# [Exercise objective]
All the records that follow need to be reproduced exactly. Omit the images.

# [Material provided]

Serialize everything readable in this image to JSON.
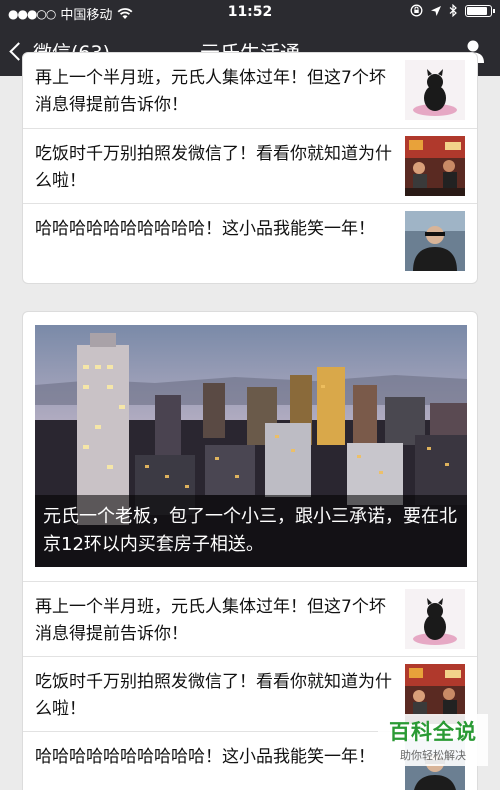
{
  "status_bar": {
    "carrier": "中国移动",
    "time": "11:52"
  },
  "nav": {
    "back_label": "微信(63)",
    "title": "元氏生活通"
  },
  "card1": {
    "items": [
      {
        "text": "再上一个半月班，元氏人集体过年！但这7个坏消息得提前告诉你！"
      },
      {
        "text": "吃饭时千万别拍照发微信了！看看你就知道为什么啦！"
      },
      {
        "text": "哈哈哈哈哈哈哈哈哈哈！这小品我能笑一年！"
      }
    ]
  },
  "card2": {
    "hero_caption": "元氏一个老板，包了一个小三，跟小三承诺，要在北京12环以内买套房子相送。",
    "items": [
      {
        "text": "再上一个半月班，元氏人集体过年！但这7个坏消息得提前告诉你！"
      },
      {
        "text": "吃饭时千万别拍照发微信了！看看你就知道为什么啦！"
      },
      {
        "text": "哈哈哈哈哈哈哈哈哈哈！这小品我能笑一年！"
      }
    ]
  },
  "watermark": {
    "title": "百科全说",
    "subtitle": "助你轻松解决"
  }
}
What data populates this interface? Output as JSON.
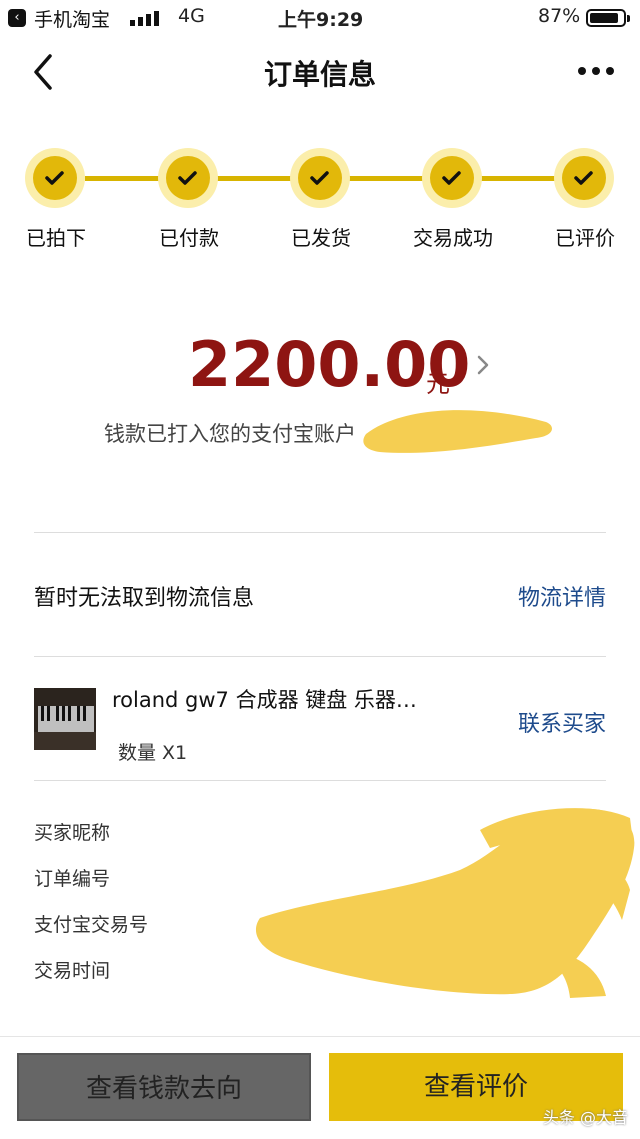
{
  "status_bar": {
    "back_app": "手机淘宝",
    "network": "4G",
    "time": "上午9:29",
    "battery_pct": "87%",
    "battery_level": 0.87
  },
  "nav": {
    "title": "订单信息"
  },
  "steps": [
    {
      "label": "已拍下",
      "done": true
    },
    {
      "label": "已付款",
      "done": true
    },
    {
      "label": "已发货",
      "done": true
    },
    {
      "label": "交易成功",
      "done": true
    },
    {
      "label": "已评价",
      "done": true
    }
  ],
  "amount": {
    "value": "2200.00",
    "unit": "元",
    "note": "钱款已打入您的支付宝账户"
  },
  "logistics": {
    "status": "暂时无法取到物流信息",
    "link": "物流详情"
  },
  "product": {
    "name": "roland gw7 合成器 键盘 乐器…",
    "quantity": "数量 X1",
    "contact": "联系买家"
  },
  "order_info": {
    "labels": [
      "买家昵称",
      "订单编号",
      "支付宝交易号",
      "交易时间"
    ]
  },
  "buttons": {
    "money_flow": "查看钱款去向",
    "rate": "查看评价"
  },
  "watermark": "头条 @大音",
  "colors": {
    "accent_yellow": "#e2b80a",
    "step_halo": "#fbeeab",
    "amount_red": "#8e1512",
    "link_blue": "#1e4b8c",
    "button_gray": "#666666"
  }
}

# [Written solution]
Serialize everything readable in this image to JSON.
{
  "status_bar": {
    "carrier": "中国移动",
    "time": "11:52"
  },
  "nav": {
    "back_label": "微信(63)",
    "title": "元氏生活通"
  },
  "card1": {
    "items": [
      {
        "text": "再上一个半月班，元氏人集体过年！但这7个坏消息得提前告诉你！"
      },
      {
        "text": "吃饭时千万别拍照发微信了！看看你就知道为什么啦！"
      },
      {
        "text": "哈哈哈哈哈哈哈哈哈哈！这小品我能笑一年！"
      }
    ]
  },
  "card2": {
    "hero_caption": "元氏一个老板，包了一个小三，跟小三承诺，要在北京12环以内买套房子相送。",
    "items": [
      {
        "text": "再上一个半月班，元氏人集体过年！但这7个坏消息得提前告诉你！"
      },
      {
        "text": "吃饭时千万别拍照发微信了！看看你就知道为什么啦！"
      },
      {
        "text": "哈哈哈哈哈哈哈哈哈哈！这小品我能笑一年！"
      }
    ]
  },
  "watermark": {
    "title": "百科全说",
    "subtitle": "助你轻松解决"
  }
}
What data populates this interface? Output as JSON.
{
  "status_bar": {
    "back_app": "手机淘宝",
    "network": "4G",
    "time": "上午9:29",
    "battery_pct": "87%",
    "battery_level": 0.87
  },
  "nav": {
    "title": "订单信息"
  },
  "steps": [
    {
      "label": "已拍下",
      "done": true
    },
    {
      "label": "已付款",
      "done": true
    },
    {
      "label": "已发货",
      "done": true
    },
    {
      "label": "交易成功",
      "done": true
    },
    {
      "label": "已评价",
      "done": true
    }
  ],
  "amount": {
    "value": "2200.00",
    "unit": "元",
    "note": "钱款已打入您的支付宝账户"
  },
  "logistics": {
    "status": "暂时无法取到物流信息",
    "link": "物流详情"
  },
  "product": {
    "name": "roland gw7 合成器 键盘 乐器…",
    "quantity": "数量 X1",
    "contact": "联系买家"
  },
  "order_info": {
    "labels": [
      "买家昵称",
      "订单编号",
      "支付宝交易号",
      "交易时间"
    ]
  },
  "buttons": {
    "money_flow": "查看钱款去向",
    "rate": "查看评价"
  },
  "watermark": "头条 @大音",
  "colors": {
    "accent_yellow": "#e2b80a",
    "step_halo": "#fbeeab",
    "amount_red": "#8e1512",
    "link_blue": "#1e4b8c",
    "button_gray": "#666666"
  }
}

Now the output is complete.